— AIM OF THE TASK —
Each record must be repeated exactly. None may be dropped.

************

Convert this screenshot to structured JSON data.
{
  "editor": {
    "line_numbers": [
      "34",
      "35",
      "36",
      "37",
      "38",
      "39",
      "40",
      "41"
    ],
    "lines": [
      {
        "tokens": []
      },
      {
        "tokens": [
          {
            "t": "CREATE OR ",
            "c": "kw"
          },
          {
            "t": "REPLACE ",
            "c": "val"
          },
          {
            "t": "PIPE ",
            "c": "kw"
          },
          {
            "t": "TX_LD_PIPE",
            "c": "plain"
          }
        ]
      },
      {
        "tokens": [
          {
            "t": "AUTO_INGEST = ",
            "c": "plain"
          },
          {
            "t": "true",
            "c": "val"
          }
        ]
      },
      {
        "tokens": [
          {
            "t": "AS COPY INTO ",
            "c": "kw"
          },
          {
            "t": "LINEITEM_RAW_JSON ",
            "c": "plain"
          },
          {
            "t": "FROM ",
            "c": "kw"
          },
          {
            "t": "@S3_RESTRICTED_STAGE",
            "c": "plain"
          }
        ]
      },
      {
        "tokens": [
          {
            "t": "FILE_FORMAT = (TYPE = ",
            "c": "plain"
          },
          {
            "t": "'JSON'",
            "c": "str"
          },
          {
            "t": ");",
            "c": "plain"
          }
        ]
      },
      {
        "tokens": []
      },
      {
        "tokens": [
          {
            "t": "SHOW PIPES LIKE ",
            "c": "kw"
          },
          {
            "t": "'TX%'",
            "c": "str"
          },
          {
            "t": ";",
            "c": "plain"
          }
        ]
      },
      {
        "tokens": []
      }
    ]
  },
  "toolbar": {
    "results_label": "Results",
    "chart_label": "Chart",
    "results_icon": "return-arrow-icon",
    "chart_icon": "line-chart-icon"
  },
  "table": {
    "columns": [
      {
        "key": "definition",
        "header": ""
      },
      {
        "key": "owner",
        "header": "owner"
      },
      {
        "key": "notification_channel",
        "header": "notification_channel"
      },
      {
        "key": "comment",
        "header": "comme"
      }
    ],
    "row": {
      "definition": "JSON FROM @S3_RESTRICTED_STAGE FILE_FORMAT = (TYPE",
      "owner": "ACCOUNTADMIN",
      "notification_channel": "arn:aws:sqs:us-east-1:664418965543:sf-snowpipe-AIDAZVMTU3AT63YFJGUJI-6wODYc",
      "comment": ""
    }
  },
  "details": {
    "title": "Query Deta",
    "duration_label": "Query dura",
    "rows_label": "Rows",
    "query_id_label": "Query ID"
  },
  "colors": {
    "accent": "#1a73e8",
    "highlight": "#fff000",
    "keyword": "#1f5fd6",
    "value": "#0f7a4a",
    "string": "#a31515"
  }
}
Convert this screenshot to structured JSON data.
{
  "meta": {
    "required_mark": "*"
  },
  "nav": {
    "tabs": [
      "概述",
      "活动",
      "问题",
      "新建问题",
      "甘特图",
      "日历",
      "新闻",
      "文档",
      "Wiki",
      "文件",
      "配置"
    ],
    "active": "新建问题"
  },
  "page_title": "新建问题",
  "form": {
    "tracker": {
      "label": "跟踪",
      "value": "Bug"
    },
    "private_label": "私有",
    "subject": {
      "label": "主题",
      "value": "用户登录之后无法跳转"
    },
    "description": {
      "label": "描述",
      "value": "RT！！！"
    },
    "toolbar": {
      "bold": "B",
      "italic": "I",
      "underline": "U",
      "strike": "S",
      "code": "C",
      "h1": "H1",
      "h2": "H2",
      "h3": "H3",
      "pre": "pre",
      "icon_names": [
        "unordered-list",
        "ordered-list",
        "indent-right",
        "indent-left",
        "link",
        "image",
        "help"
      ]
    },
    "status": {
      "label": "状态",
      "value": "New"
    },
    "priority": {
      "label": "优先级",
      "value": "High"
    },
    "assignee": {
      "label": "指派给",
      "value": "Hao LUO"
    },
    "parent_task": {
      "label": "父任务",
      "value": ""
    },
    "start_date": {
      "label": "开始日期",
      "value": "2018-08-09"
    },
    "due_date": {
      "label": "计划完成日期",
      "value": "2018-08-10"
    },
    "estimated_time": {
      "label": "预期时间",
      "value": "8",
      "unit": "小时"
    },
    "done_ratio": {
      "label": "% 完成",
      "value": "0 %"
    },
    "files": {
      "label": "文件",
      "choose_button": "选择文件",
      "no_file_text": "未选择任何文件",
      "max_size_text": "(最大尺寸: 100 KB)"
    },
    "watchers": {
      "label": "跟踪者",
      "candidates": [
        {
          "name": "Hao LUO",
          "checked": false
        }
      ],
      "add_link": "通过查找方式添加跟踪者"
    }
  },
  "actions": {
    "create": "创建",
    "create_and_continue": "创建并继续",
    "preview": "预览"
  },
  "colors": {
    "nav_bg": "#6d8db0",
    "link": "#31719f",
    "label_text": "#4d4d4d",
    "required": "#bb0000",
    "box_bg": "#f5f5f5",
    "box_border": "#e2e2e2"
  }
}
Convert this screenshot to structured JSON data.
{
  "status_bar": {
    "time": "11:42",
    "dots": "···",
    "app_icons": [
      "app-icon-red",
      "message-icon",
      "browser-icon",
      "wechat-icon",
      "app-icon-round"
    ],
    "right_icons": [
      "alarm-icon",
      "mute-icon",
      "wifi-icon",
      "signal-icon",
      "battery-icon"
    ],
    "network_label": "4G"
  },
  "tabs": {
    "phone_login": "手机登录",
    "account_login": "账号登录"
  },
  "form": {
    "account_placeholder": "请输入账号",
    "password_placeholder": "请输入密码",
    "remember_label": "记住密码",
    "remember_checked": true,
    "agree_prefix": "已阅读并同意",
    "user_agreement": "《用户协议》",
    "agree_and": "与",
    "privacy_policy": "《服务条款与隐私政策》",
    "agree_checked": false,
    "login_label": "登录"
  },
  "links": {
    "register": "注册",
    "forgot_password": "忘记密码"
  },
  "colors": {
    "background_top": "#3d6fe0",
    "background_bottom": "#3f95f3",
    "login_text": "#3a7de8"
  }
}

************

— WRITTEN SOLUTION —
Convert this screenshot to structured JSON data.
{
  "editor": {
    "line_numbers": [
      "34",
      "35",
      "36",
      "37",
      "38",
      "39",
      "40",
      "41"
    ],
    "lines": [
      {
        "tokens": []
      },
      {
        "tokens": [
          {
            "t": "CREATE OR ",
            "c": "kw"
          },
          {
            "t": "REPLACE ",
            "c": "val"
          },
          {
            "t": "PIPE ",
            "c": "kw"
          },
          {
            "t": "TX_LD_PIPE",
            "c": "plain"
          }
        ]
      },
      {
        "tokens": [
          {
            "t": "AUTO_INGEST = ",
            "c": "plain"
          },
          {
            "t": "true",
            "c": "val"
          }
        ]
      },
      {
        "tokens": [
          {
            "t": "AS COPY INTO ",
            "c": "kw"
          },
          {
            "t": "LINEITEM_RAW_JSON ",
            "c": "plain"
          },
          {
            "t": "FROM ",
            "c": "kw"
          },
          {
            "t": "@S3_RESTRICTED_STAGE",
            "c": "plain"
          }
        ]
      },
      {
        "tokens": [
          {
            "t": "FILE_FORMAT = (TYPE = ",
            "c": "plain"
          },
          {
            "t": "'JSON'",
            "c": "str"
          },
          {
            "t": ");",
            "c": "plain"
          }
        ]
      },
      {
        "tokens": []
      },
      {
        "tokens": [
          {
            "t": "SHOW PIPES LIKE ",
            "c": "kw"
          },
          {
            "t": "'TX%'",
            "c": "str"
          },
          {
            "t": ";",
            "c": "plain"
          }
        ]
      },
      {
        "tokens": []
      }
    ]
  },
  "toolbar": {
    "results_label": "Results",
    "chart_label": "Chart",
    "results_icon": "return-arrow-icon",
    "chart_icon": "line-chart-icon"
  },
  "table": {
    "columns": [
      {
        "key": "definition",
        "header": ""
      },
      {
        "key": "owner",
        "header": "owner"
      },
      {
        "key": "notification_channel",
        "header": "notification_channel"
      },
      {
        "key": "comment",
        "header": "comme"
      }
    ],
    "row": {
      "definition": "JSON FROM @S3_RESTRICTED_STAGE FILE_FORMAT = (TYPE",
      "owner": "ACCOUNTADMIN",
      "notification_channel": "arn:aws:sqs:us-east-1:664418965543:sf-snowpipe-AIDAZVMTU3AT63YFJGUJI-6wODYc",
      "comment": ""
    }
  },
  "details": {
    "title": "Query Deta",
    "duration_label": "Query dura",
    "rows_label": "Rows",
    "query_id_label": "Query ID"
  },
  "colors": {
    "accent": "#1a73e8",
    "highlight": "#fff000",
    "keyword": "#1f5fd6",
    "value": "#0f7a4a",
    "string": "#a31515"
  }
}
Convert this screenshot to structured JSON data.
{
  "meta": {
    "required_mark": "*"
  },
  "nav": {
    "tabs": [
      "概述",
      "活动",
      "问题",
      "新建问题",
      "甘特图",
      "日历",
      "新闻",
      "文档",
      "Wiki",
      "文件",
      "配置"
    ],
    "active": "新建问题"
  },
  "page_title": "新建问题",
  "form": {
    "tracker": {
      "label": "跟踪",
      "value": "Bug"
    },
    "private_label": "私有",
    "subject": {
      "label": "主题",
      "value": "用户登录之后无法跳转"
    },
    "description": {
      "label": "描述",
      "value": "RT！！！"
    },
    "toolbar": {
      "bold": "B",
      "italic": "I",
      "underline": "U",
      "strike": "S",
      "code": "C",
      "h1": "H1",
      "h2": "H2",
      "h3": "H3",
      "pre": "pre",
      "icon_names": [
        "unordered-list",
        "ordered-list",
        "indent-right",
        "indent-left",
        "link",
        "image",
        "help"
      ]
    },
    "status": {
      "label": "状态",
      "value": "New"
    },
    "priority": {
      "label": "优先级",
      "value": "High"
    },
    "assignee": {
      "label": "指派给",
      "value": "Hao LUO"
    },
    "parent_task": {
      "label": "父任务",
      "value": ""
    },
    "start_date": {
      "label": "开始日期",
      "value": "2018-08-09"
    },
    "due_date": {
      "label": "计划完成日期",
      "value": "2018-08-10"
    },
    "estimated_time": {
      "label": "预期时间",
      "value": "8",
      "unit": "小时"
    },
    "done_ratio": {
      "label": "% 完成",
      "value": "0 %"
    },
    "files": {
      "label": "文件",
      "choose_button": "选择文件",
      "no_file_text": "未选择任何文件",
      "max_size_text": "(最大尺寸: 100 KB)"
    },
    "watchers": {
      "label": "跟踪者",
      "candidates": [
        {
          "name": "Hao LUO",
          "checked": false
        }
      ],
      "add_link": "通过查找方式添加跟踪者"
    }
  },
  "actions": {
    "create": "创建",
    "create_and_continue": "创建并继续",
    "preview": "预览"
  },
  "colors": {
    "nav_bg": "#6d8db0",
    "link": "#31719f",
    "label_text": "#4d4d4d",
    "required": "#bb0000",
    "box_bg": "#f5f5f5",
    "box_border": "#e2e2e2"
  }
}
Convert this screenshot to structured JSON data.
{
  "status_bar": {
    "time": "11:42",
    "dots": "···",
    "app_icons": [
      "app-icon-red",
      "message-icon",
      "browser-icon",
      "wechat-icon",
      "app-icon-round"
    ],
    "right_icons": [
      "alarm-icon",
      "mute-icon",
      "wifi-icon",
      "signal-icon",
      "battery-icon"
    ],
    "network_label": "4G"
  },
  "tabs": {
    "phone_login": "手机登录",
    "account_login": "账号登录"
  },
  "form": {
    "account_placeholder": "请输入账号",
    "password_placeholder": "请输入密码",
    "remember_label": "记住密码",
    "remember_checked": true,
    "agree_prefix": "已阅读并同意",
    "user_agreement": "《用户协议》",
    "agree_and": "与",
    "privacy_policy": "《服务条款与隐私政策》",
    "agree_checked": false,
    "login_label": "登录"
  },
  "links": {
    "register": "注册",
    "forgot_password": "忘记密码"
  },
  "colors": {
    "background_top": "#3d6fe0",
    "background_bottom": "#3f95f3",
    "login_text": "#3a7de8"
  }
}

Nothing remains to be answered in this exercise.